Required work: Scan the entries below and tally the lines that include "content". Return nothing but the tally.
== Segment start ==
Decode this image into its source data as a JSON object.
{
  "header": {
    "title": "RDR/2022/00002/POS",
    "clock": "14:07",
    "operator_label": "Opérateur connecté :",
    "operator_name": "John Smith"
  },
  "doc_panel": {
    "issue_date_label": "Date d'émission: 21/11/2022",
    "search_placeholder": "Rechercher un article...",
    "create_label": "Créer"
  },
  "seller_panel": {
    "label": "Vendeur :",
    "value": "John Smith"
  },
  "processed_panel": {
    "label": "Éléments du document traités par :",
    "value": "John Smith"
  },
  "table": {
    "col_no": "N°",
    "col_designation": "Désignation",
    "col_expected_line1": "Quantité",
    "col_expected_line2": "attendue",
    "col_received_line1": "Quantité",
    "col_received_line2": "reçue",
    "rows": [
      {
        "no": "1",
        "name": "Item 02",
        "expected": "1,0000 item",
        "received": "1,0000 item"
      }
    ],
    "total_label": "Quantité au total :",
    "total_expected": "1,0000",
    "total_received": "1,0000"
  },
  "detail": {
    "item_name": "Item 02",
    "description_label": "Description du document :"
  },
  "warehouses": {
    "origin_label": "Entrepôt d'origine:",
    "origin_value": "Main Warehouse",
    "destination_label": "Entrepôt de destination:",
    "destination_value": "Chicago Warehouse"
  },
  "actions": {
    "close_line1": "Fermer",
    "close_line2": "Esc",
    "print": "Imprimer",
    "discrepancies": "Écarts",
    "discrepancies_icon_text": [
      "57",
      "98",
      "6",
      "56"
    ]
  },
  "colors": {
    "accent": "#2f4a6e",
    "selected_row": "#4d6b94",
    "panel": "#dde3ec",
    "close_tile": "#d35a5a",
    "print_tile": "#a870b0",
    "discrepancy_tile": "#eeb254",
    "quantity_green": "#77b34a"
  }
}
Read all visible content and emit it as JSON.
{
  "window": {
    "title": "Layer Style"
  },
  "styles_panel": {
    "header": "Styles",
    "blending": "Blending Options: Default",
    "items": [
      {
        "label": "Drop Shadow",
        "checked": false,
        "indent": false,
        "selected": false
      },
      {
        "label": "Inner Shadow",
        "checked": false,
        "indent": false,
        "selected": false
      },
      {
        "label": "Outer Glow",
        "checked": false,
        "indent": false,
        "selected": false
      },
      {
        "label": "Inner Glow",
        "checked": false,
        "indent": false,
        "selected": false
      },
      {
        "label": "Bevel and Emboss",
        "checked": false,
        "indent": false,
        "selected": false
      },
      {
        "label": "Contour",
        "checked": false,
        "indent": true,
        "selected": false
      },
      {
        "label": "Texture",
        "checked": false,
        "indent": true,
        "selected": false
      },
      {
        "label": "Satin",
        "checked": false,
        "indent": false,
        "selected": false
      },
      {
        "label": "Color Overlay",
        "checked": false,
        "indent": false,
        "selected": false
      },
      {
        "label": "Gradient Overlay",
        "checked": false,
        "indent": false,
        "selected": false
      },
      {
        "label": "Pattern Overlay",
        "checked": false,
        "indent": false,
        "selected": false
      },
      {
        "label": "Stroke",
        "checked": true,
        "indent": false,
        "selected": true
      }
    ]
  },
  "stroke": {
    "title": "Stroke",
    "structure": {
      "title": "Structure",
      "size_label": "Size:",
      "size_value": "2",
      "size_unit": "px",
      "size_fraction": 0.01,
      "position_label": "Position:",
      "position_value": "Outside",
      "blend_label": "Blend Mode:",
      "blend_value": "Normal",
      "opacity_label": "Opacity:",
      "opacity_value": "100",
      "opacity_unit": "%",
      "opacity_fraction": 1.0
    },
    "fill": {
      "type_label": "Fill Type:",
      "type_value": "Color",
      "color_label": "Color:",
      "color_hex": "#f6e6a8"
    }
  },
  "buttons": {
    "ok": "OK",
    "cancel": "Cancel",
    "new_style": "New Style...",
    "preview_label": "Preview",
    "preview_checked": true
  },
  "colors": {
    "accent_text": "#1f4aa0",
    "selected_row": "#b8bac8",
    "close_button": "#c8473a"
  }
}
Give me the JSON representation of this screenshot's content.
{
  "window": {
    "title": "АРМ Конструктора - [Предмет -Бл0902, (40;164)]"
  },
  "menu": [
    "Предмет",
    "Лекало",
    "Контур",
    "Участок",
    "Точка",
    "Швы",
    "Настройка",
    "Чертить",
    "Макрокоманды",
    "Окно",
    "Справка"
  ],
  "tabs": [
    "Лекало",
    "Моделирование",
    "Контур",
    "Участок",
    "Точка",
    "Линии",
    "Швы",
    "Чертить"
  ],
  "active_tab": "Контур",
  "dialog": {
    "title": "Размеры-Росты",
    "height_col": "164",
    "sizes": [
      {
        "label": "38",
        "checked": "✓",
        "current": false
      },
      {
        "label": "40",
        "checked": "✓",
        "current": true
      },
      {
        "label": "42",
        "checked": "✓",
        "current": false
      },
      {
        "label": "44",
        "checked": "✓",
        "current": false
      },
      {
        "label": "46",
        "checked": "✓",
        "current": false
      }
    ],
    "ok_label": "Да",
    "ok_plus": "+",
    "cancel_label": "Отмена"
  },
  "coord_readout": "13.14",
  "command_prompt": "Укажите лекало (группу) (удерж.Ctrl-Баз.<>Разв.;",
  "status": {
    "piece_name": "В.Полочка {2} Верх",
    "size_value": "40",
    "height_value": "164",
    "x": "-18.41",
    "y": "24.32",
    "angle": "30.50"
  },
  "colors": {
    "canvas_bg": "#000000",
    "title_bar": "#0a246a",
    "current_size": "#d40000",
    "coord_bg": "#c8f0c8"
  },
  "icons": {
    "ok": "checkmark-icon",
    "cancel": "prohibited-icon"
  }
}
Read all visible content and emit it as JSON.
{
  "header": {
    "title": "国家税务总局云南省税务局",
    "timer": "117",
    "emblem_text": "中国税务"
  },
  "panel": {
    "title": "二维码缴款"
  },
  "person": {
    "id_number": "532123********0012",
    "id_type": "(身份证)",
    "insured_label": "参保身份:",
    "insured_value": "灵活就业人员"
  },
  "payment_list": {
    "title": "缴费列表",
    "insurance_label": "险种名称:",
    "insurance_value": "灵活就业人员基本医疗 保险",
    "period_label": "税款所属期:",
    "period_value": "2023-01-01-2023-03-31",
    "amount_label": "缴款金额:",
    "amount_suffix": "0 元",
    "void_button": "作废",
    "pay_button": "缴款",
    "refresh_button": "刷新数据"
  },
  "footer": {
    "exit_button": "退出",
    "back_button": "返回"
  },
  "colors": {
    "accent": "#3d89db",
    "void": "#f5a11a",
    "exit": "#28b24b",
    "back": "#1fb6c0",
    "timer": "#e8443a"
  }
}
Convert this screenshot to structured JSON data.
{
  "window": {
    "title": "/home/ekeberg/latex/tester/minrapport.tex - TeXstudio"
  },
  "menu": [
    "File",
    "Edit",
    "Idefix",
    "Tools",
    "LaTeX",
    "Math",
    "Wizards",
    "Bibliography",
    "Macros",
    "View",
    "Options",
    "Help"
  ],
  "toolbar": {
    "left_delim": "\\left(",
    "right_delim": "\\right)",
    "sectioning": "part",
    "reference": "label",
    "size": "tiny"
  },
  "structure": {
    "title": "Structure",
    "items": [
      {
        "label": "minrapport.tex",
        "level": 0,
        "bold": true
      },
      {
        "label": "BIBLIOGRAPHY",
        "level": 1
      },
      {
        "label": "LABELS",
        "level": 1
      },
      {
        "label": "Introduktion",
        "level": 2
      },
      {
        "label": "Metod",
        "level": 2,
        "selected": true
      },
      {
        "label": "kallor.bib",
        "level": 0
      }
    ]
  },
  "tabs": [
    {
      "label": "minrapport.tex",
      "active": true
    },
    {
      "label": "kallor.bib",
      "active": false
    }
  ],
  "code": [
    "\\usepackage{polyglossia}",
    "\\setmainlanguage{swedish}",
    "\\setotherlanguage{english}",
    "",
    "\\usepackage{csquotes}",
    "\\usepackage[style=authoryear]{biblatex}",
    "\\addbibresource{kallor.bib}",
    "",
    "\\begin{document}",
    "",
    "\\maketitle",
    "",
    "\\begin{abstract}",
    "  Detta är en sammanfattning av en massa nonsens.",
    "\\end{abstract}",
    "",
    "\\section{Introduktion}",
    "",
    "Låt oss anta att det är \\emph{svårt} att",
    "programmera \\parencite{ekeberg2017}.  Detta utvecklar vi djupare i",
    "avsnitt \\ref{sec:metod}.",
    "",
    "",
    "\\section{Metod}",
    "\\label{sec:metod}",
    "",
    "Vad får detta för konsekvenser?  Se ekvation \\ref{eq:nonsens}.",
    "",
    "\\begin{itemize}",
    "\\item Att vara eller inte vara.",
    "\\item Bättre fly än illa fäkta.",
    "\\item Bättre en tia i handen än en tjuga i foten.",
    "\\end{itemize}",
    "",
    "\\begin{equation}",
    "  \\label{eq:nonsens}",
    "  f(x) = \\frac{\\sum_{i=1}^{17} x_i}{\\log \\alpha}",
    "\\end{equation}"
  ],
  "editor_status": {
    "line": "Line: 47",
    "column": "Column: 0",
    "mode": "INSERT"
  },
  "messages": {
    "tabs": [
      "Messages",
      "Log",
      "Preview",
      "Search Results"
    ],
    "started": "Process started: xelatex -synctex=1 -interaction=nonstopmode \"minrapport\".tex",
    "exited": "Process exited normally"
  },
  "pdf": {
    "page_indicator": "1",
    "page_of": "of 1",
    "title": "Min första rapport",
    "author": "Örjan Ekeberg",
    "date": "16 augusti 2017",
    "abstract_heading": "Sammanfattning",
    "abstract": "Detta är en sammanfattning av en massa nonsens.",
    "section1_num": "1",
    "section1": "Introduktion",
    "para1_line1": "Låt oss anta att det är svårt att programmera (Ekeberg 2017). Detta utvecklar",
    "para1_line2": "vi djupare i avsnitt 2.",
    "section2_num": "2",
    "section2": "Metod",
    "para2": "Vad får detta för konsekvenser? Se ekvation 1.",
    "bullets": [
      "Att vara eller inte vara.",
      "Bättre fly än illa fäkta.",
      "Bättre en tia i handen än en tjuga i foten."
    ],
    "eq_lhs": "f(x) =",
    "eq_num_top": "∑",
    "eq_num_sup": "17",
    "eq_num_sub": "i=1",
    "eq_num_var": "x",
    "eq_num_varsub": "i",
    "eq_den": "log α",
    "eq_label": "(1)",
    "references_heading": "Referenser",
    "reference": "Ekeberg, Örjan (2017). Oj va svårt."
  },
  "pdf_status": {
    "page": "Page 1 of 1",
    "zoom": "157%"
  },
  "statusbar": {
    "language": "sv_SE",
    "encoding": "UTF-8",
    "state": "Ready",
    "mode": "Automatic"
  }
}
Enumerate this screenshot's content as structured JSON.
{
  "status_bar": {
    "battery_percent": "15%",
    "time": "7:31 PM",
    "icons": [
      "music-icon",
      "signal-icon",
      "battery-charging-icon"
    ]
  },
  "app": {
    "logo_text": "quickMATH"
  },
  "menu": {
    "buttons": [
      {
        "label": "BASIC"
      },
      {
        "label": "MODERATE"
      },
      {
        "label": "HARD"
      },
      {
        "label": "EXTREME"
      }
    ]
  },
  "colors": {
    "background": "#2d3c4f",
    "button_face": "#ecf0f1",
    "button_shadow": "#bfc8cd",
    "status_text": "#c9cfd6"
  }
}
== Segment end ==
Result of this exercise: 4